The temperature this morning was half what it had been yesterday (15 C) which meant unpacking the warm fleece so I could wear it. The good news, the watertight packing held. The saddle bags felt damp inside, but the packed goods were dry. By the time I arrived at Cape Vincent it was time to peel the sweater and the temperature was perfect from then ‘til the night’s stop.
I’ve felt behind schedule for most of the day, maybe because of the leisurely ferry ride or maybe because of the many circles traversed today (Ken, I’ve done my favorite U Turn maneuver today more times than I can count.)

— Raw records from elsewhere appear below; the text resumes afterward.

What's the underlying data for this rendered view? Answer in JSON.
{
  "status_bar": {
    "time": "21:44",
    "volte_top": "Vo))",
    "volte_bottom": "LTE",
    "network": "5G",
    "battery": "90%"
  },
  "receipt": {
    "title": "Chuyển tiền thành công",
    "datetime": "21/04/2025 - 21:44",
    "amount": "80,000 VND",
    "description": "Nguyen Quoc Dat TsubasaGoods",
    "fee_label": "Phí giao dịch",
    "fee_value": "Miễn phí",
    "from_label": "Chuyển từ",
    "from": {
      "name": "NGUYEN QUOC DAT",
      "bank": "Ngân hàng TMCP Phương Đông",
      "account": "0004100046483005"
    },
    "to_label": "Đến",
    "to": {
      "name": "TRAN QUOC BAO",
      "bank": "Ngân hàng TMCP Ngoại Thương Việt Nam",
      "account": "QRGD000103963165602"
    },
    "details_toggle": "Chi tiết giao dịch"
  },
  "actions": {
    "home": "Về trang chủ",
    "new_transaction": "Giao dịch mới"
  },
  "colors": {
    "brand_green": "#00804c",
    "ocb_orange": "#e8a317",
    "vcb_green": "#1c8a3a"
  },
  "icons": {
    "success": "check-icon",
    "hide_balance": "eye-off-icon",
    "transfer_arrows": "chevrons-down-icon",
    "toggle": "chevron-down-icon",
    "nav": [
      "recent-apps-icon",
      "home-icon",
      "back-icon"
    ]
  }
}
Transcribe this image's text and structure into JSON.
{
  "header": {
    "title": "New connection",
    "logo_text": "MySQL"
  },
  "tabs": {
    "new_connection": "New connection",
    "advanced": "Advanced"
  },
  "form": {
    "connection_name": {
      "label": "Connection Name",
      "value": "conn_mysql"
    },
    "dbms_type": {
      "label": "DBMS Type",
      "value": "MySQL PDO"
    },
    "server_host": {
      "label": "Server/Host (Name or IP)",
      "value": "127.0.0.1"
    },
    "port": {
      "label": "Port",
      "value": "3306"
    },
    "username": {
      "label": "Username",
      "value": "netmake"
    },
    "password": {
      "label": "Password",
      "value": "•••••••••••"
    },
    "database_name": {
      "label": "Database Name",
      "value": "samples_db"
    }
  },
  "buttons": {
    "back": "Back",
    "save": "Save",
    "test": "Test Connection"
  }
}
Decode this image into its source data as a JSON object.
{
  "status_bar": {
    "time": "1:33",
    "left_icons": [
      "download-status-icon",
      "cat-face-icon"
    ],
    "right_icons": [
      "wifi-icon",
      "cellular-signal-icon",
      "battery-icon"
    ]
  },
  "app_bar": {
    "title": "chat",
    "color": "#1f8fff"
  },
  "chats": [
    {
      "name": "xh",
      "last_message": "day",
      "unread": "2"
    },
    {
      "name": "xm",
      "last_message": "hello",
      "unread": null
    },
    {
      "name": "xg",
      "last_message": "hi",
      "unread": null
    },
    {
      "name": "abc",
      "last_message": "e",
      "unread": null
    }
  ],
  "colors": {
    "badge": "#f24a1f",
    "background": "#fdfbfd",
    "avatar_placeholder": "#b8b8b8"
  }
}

I finally arrived, by all estimates, 6 hours behind schedule, traveling the last 12 k over a twisty, wooded, mountain road with the sun shrieking its glaring light into my eyes. I was afraid I’d missed the campground because the blinding sun so stopped, yet again, to pull out the map. Of course as I was putting the map away, deciding I had to be on the right road, I looked up and not fifty feet away was the ever so welcome yellow and red of the big KOA sign. I pulled into the gravel drive and was inching my way to the office when I came to the “Bear Crossing” sign. The campground proprietor assured me the bears wouldn’t bother me, after all he’d never met a bear he couldn’t make back down. They only come every night for the dumpsters he tells me. So put me in a cabin! . And where’s the bathroom, on the far side of the dumpster, of course. Tonight there are bears between me and the bathroom … it will have to wait for morning.
I slept in. Must have been the mountain air, or perhaps it was because I kept waking up thinking I heard bears. Whatever the reason I started day two, two hours later than I should have. I was even farther behind after having my morning chat with the Campground proprietor who felt the need to mention I need to take care leaving on the mountain road, ‘cause it’s common for deer, bear and coyote to dash out onto the road … oh, and don’t forget about the mountain lion that’s been spotted around the area lately.
The mountain road was a beautiful ride this morning under bright sunshine. The crisp cool air was scented with fresh smell of pines. The only wild life I encountered was a mole that scurried across the road - He made it and so did I to the end of Day 2. I have to believe that mountain folks think differently. I rode by a sign announcing it was a ‘High DUI Crash Zone.’ Now is that sign meant to shame the drivers into remaining sober or is it meant to warn us passersby that the mountain folk can’t be shamed into driving sober. The second sign I loved was ‘buckle up – for the next million miles’. The one sign that was missing, ‘smart riders wear helmets!’ Neither state I rode through today requires motorcyclists to wear helmets. I was actually approached by a man at one of the rest stops. He just wanted to comment on my ‘protective gear’. He said I was the first rider he’d seen today who was properly attired, from head to toe.
The mountains gradually disappeared and I found myself riding through flat farmland with patchwork fields of corn, wheat and soybeans. I switched to the ‘super slab’ for most of the days ride - to make up for lost time and to hopefully decrease my chances of getting lost. The tactic worked and by 6:30 I arrived in Wapakoneta, at a campground surrounded by fields of soybeans.
Interstates 80, 76, 71 and 30 – all look the same. They’re lined with a different kind of trees than the mountain roads. The tall trees reaching for the sky along the interstates are announcing McDonald's and Burger King and gas for 3.49. I ate lunch, regrettably, at a truck stop and headed back onto the ribbon of grey thinking it was an hour that I had wasted. Traffic was light before noon but then truck traffic picked up through the Youngstown, Akron and Mansfield regions. By five the road was nearly deserted again and it was hot. I guess everyone was heading south to Pittsburgh or Columbus. I remembered travelling through Pittsburgh last summer in the middle of the heat wave and was glad I wasn’t going there today. By the third rest stop along the corridor I had peeled every extra bit of clothing and opened every vent on every piece of remaining gear I had on. It felt good just to pull off the highway every hundred k or so for a quick drink of water even though by the third stop I was drinking hot water. I couldn’t believe how quickly a hundred kilometers went by. I continued west to Lima. Who knew Lima was such a large town.
I am luxury camping again tonight, in a cabin. Although there was no sign of it today, the weather forecast for tonight and on into tomorrow is serious. Major storms have hit the western states according to the weather network and are headed right at me straight down the free way. The weather network is calling for severe thunder and lightning, hail stones, and I quote, as big as baseballs and they are not ruling out tornadoes. I’m nice and cozy here and tomorrows ride is looking like it could be cancelled because of weather. I’ll make that call tomorrow. (many of past two days photos are temporarily or possibly permanently lost)